== Input data ==

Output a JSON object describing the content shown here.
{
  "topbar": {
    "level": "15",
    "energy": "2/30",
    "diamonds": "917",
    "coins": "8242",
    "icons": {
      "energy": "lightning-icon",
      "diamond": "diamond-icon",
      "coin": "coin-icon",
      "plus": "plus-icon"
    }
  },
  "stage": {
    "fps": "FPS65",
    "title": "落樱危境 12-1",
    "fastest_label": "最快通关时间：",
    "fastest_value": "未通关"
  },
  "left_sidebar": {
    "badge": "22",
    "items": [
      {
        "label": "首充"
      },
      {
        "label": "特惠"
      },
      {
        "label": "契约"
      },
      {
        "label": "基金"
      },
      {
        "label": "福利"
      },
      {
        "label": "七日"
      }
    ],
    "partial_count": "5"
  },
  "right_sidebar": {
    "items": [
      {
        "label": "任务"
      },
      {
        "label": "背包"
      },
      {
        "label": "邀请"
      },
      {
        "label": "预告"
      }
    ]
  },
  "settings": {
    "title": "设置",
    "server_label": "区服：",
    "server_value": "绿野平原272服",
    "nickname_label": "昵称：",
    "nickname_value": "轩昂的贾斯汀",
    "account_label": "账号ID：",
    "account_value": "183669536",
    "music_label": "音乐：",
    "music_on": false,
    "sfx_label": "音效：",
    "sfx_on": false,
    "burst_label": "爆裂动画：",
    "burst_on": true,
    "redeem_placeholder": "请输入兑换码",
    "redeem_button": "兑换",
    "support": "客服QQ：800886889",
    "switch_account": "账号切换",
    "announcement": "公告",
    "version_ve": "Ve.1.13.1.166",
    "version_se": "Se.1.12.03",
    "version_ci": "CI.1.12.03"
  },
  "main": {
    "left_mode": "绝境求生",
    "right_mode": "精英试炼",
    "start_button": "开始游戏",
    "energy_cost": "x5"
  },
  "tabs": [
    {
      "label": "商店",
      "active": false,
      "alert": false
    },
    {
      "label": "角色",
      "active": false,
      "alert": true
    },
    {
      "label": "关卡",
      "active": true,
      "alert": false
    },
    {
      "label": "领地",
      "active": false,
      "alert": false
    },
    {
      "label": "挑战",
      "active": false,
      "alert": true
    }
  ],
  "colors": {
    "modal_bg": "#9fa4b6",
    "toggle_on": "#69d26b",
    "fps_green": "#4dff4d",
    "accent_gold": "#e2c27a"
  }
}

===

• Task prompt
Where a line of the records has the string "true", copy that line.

• Response to the exercise
    "burst_on": true,
      "alert": true
      "active": true,
      "alert": true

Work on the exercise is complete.